Pieter Both (mountain)

From Wikipedia, the free encyclopedia
Jump to navigation Jump to search

Pieter Both
Peter Botte Mountain
Pieter Both, mountain.jpg
Pieter Both Mountain in 2009
Highest point
Elevation820 m (2,690 ft)
Prominence820 m (2,690 ft)
ListingCountry high point
Coordinates20°11′32″S 57°33′19″E / 20.1923°S 57.5552°E / -20.1923; 57.5552Coordinates: 20°11′32″S 57°33′19″E / 20.1923°S 57.5552°E / -20.1923; 57.5552
Geography
Pieter Both is located in Mauritius
Pieter Both
Pieter Both
Location of Pieter Both in Mauritius
LocationMauritius, East Africa
Climbing
First ascent7 September 1832 by

Pieter Both, sometimes referred to as Peter Botte Mountain, is the second highest mountain of Mauritius, at 820 metres (2,690 ft) tall.[1] The mountain is shorter than Piton de la Petite Rivière Noire by eight metres. It is named after Pieter Both, the first Governor-General of the Dutch East Indies. It is located in the Moka Range.

The notable feature of this mountain is the gigantic rock formation at the very top of it, which resembles a human head.
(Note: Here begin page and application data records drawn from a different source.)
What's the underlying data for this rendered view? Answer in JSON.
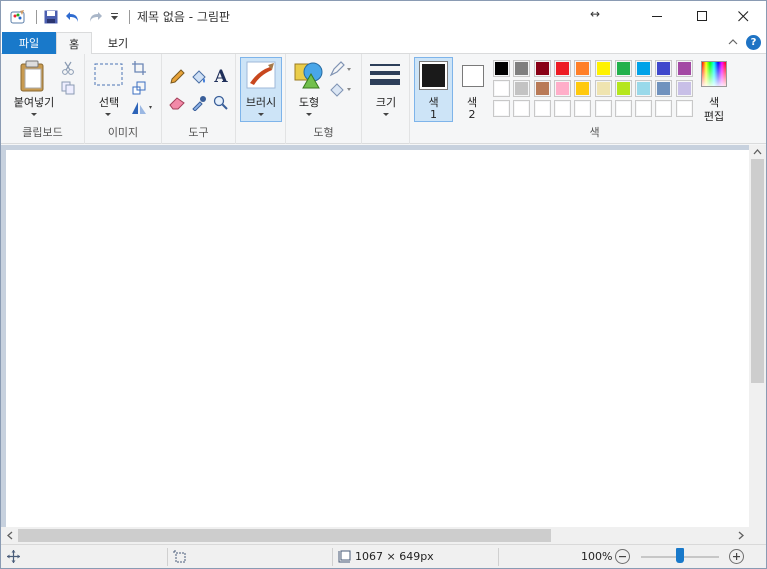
{
  "window": {
    "title": "제목 없음 - 그림판",
    "resize_glyph": "↔"
  },
  "ribbon_tabs": [
    {
      "label": "파일"
    },
    {
      "label": "홈"
    },
    {
      "label": "보기"
    }
  ],
  "help_label": "?",
  "groups": {
    "clipboard": {
      "label": "클립보드",
      "paste_label": "붙여넣기"
    },
    "image": {
      "label": "이미지",
      "select_label": "선택"
    },
    "tools": {
      "label": "도구",
      "text_glyph": "A"
    },
    "brushes": {
      "label": "브러시"
    },
    "shapes": {
      "label": "도형",
      "shapes_label": "도형"
    },
    "size": {
      "label": "크기"
    },
    "colors": {
      "label": "색",
      "color1_label_line1": "색",
      "color1_label_line2": "1",
      "color2_label_line1": "색",
      "color2_label_line2": "2",
      "edit_label_line1": "색",
      "edit_label_line2": "편집",
      "color1_value": "#1a1a1a",
      "color2_value": "#ffffff",
      "palette_row1": [
        "#000000",
        "#7f7f7f",
        "#880015",
        "#ed1c24",
        "#ff7f27",
        "#fff200",
        "#22b14c",
        "#00a2e8",
        "#3f48cc",
        "#a349a4"
      ],
      "palette_row2": [
        "#ffffff",
        "#c3c3c3",
        "#b97a57",
        "#ffaec9",
        "#ffc90e",
        "#efe4b0",
        "#b5e61d",
        "#99d9ea",
        "#7092be",
        "#c8bfe7"
      ],
      "palette_row3": [
        "#ffffff",
        "#ffffff",
        "#ffffff",
        "#ffffff",
        "#ffffff",
        "#ffffff",
        "#ffffff",
        "#ffffff",
        "#ffffff",
        "#ffffff"
      ]
    }
  },
  "status": {
    "canvas_size": "1067 × 649px",
    "zoom": "100%"
  }
}
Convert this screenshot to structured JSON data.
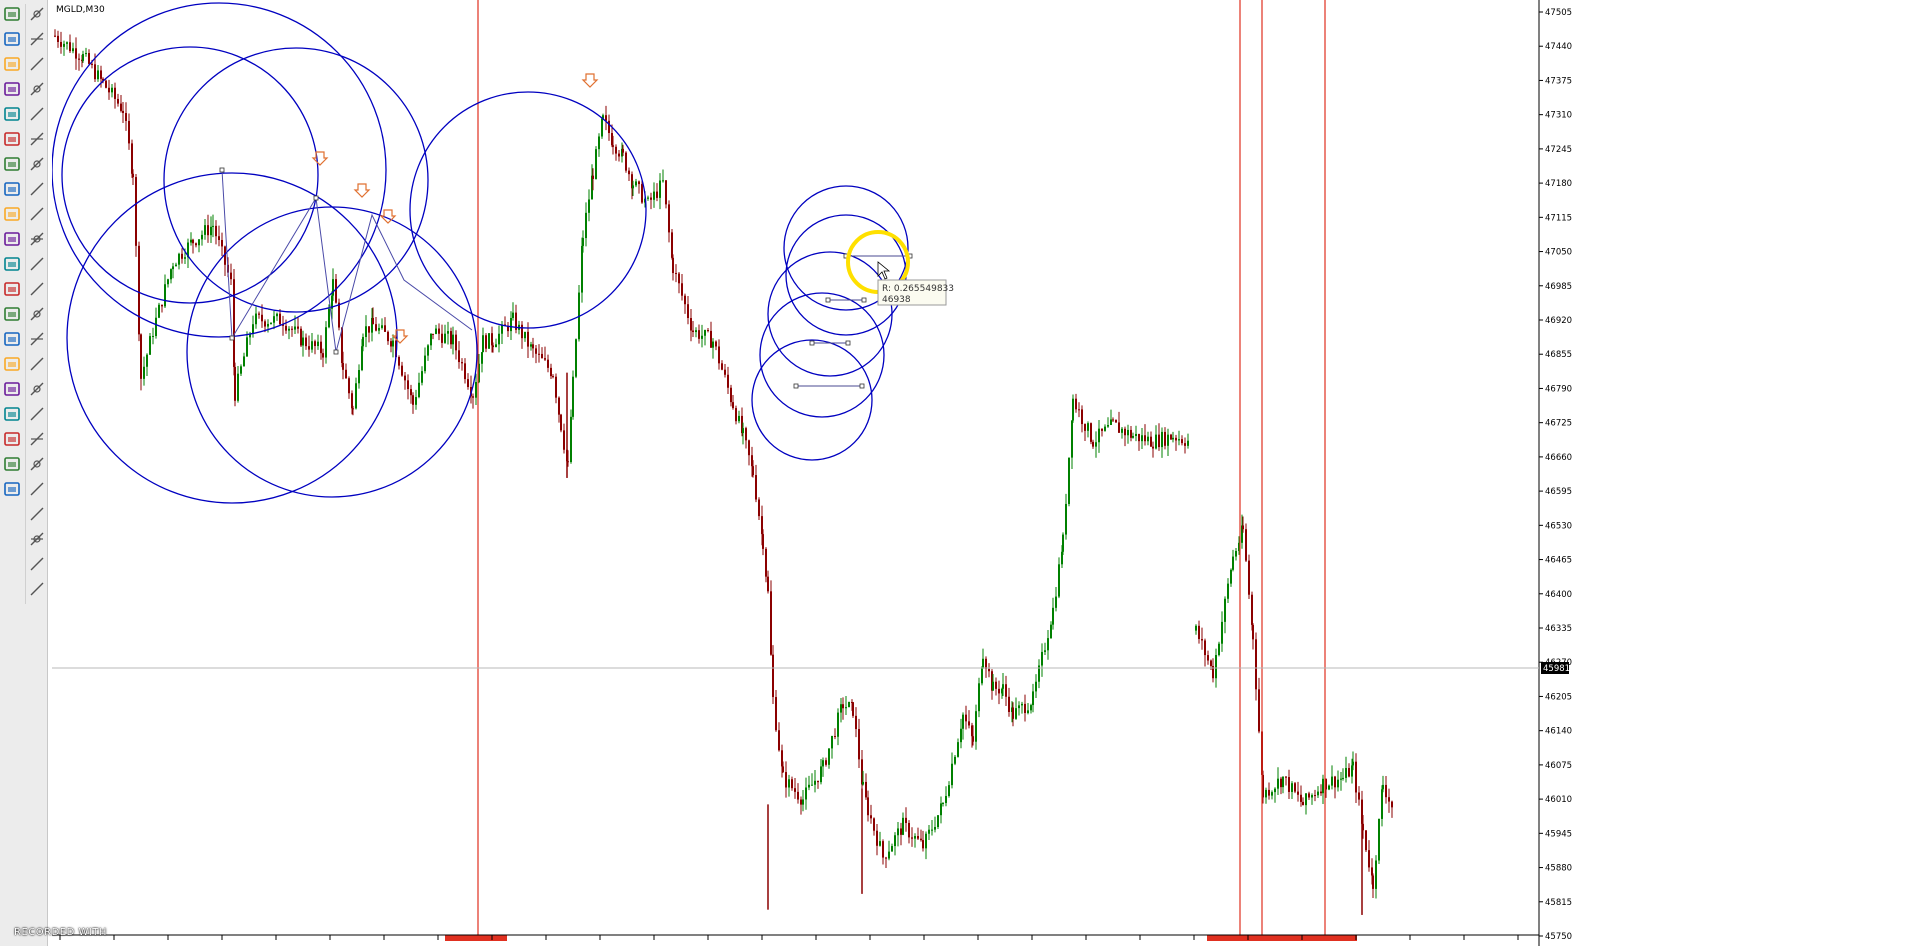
{
  "chart": {
    "symbol_label": "MGLD,M30",
    "price_scale": [
      "47505",
      "47440",
      "47375",
      "47310",
      "47245",
      "47180",
      "47115",
      "47050",
      "46985",
      "46920",
      "46855",
      "46790",
      "46725",
      "46660",
      "46595",
      "46530",
      "46465",
      "46400",
      "46335",
      "46270",
      "46205",
      "46140",
      "46075",
      "46010",
      "45945",
      "45880",
      "45815",
      "45750"
    ],
    "current_price_label": "45981",
    "cursor_tooltip": {
      "line1": "R: 0.265549833",
      "line2": "46938"
    },
    "colors": {
      "circle": "#0000c0",
      "vertical_line": "#e03020",
      "bull_candle": "#008000",
      "bear_candle": "#8b0000",
      "fractal_arrow": "#e07030",
      "price_axis_bg": "#ffffff",
      "current_price_bg": "#000000",
      "highlight": "#ffe000"
    }
  },
  "toolbar": {
    "left_icons": [
      "new-chart-icon",
      "profiles-icon",
      "market-watch-icon",
      "navigator-icon",
      "terminal-icon",
      "strategy-tester-icon",
      "data-window-icon",
      "new-order-icon",
      "metaeditor-icon",
      "bar-chart-icon",
      "candlestick-icon",
      "line-chart-icon",
      "zoom-in-icon",
      "zoom-out-icon",
      "tile-windows-icon",
      "autoscroll-icon",
      "chart-shift-icon",
      "indicators-icon",
      "periods-icon",
      "templates-icon"
    ],
    "right_icons": [
      "cursor-icon",
      "crosshair-icon",
      "vertical-line-icon",
      "horizontal-line-icon",
      "trendline-icon",
      "equidistant-channel-icon",
      "fibonacci-icon",
      "text-icon",
      "text-label-icon",
      "rectangle-icon",
      "andrews-pitchfork-icon",
      "gann-fan-icon",
      "gann-grid-icon",
      "fibo-fan-icon",
      "fibo-arcs-icon",
      "fibo-timezones-icon",
      "cycle-lines-icon",
      "linear-regression-icon",
      "standard-deviation-icon",
      "arrow-icon",
      "ellipse-icon",
      "triangle-icon",
      "fibo-expansion-icon",
      "more-tools-icon"
    ]
  },
  "watermark": "RECORDED WITH"
}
The palm species Hyophorbe amaricaulis, famous for being the world's rarest palm today, was once a common sight on this mountain.

The first ascent of Pieter Both was by Captain Llyod, Lieutenant Phillpotts, of the 29th Reg., Lieutenant Keppel, R.N., and Lieutenant Taylor on 7 September 1832.[2]
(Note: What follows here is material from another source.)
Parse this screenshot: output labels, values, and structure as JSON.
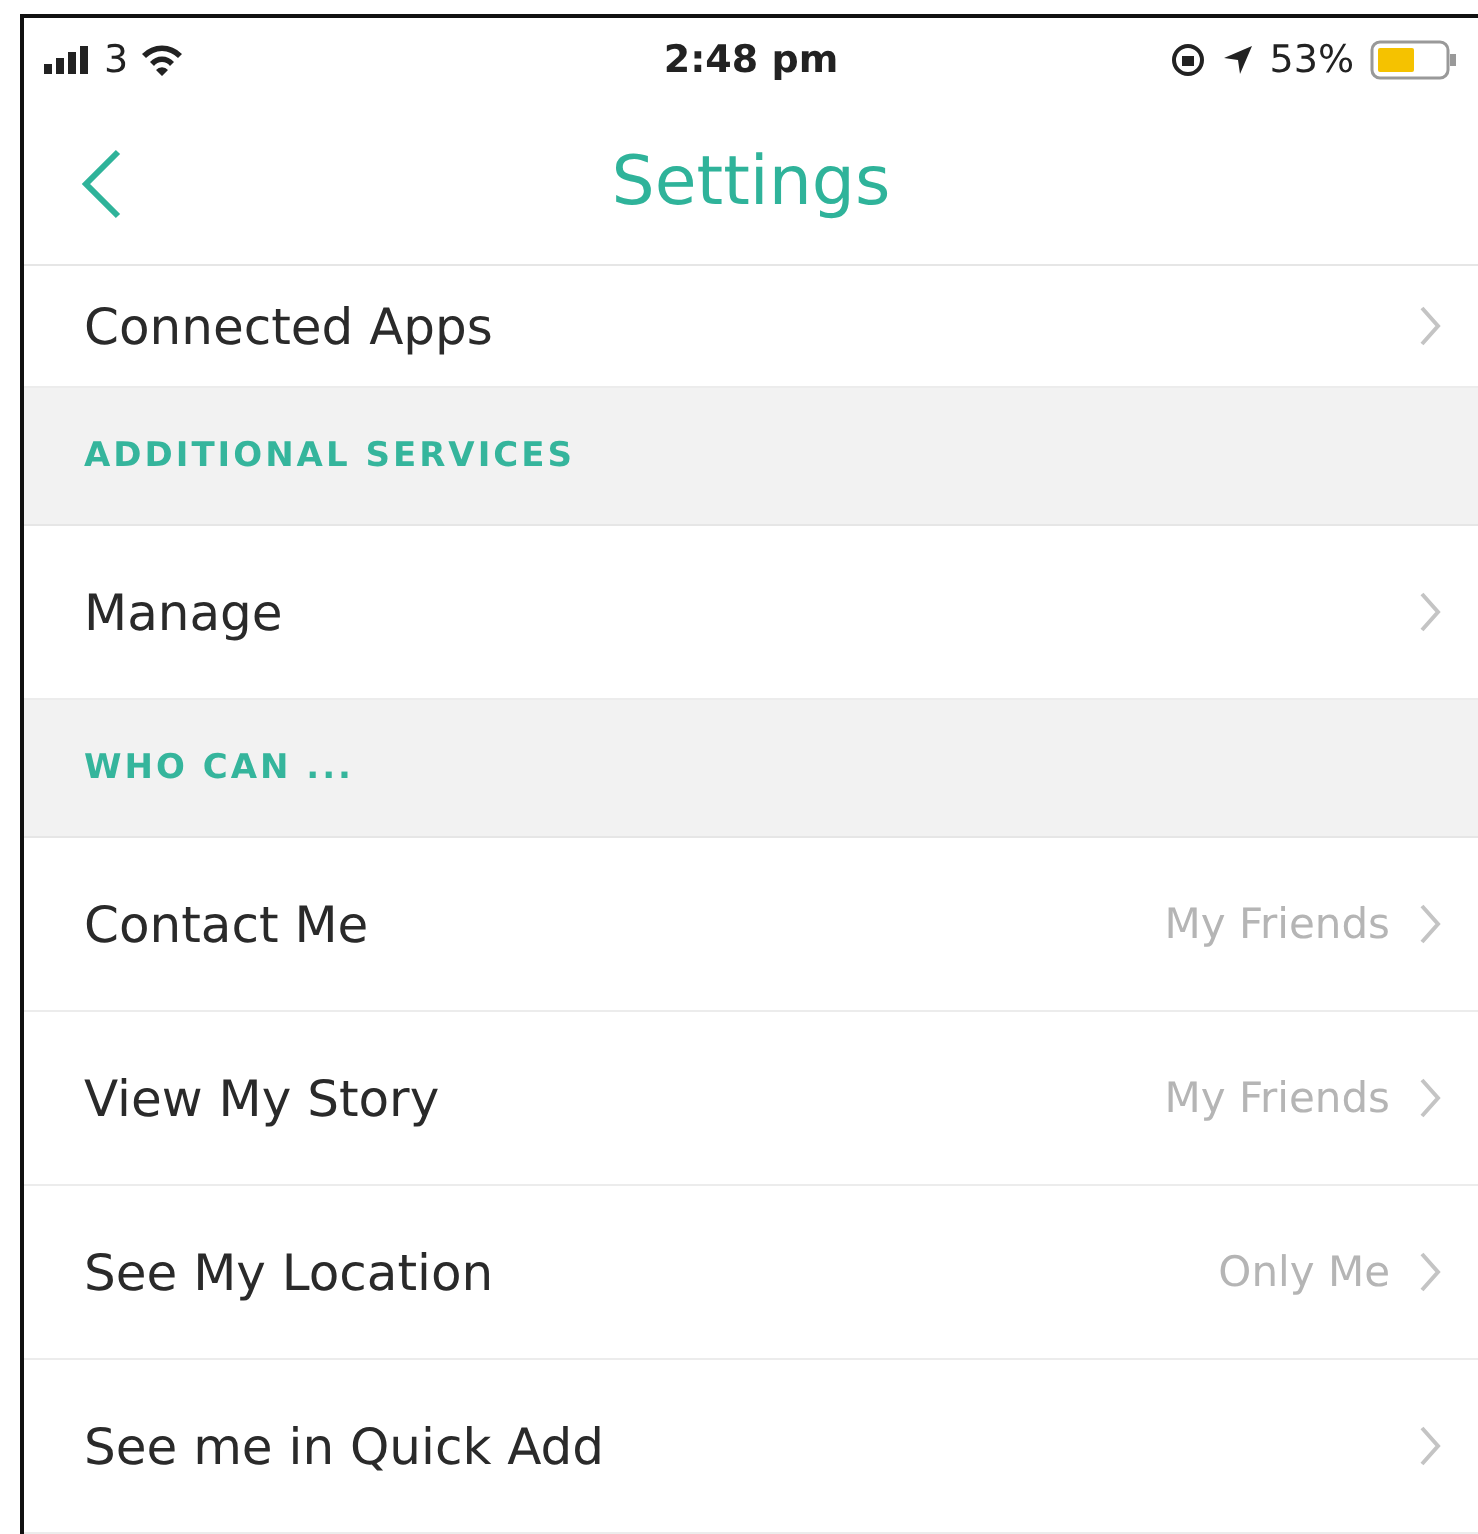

To climb the mountain following the main ridge takes about an hour, and is mildly difficult. It is mainly a scramble, and being exposed, a rope is advised. The dramatic boulder on the pinnacle is about nine metres in diameter, and has several iron spikes fixed to it to aid climbing to the top. The top is flat and about two metres across.

References[edit]

  1. ^ "Review of Pieter Both mountain, Mauritius". TripAdvisor. Retrieved 27 February 2012.
  2. ^ "Account of the Ascent of the Peter Botte Mountain, Mauritius, on the 7th September, 1832 - Lieutenant Taylor". The Journal of the Royal Geographical Society of London - JSTOR. Published by: Wiley on behalf of The Royal Geographical Society (with the Institute of British Geographers). Vol. 3 (1833), pp. 99-104 (8 pages). Retrieved 3 January 2020.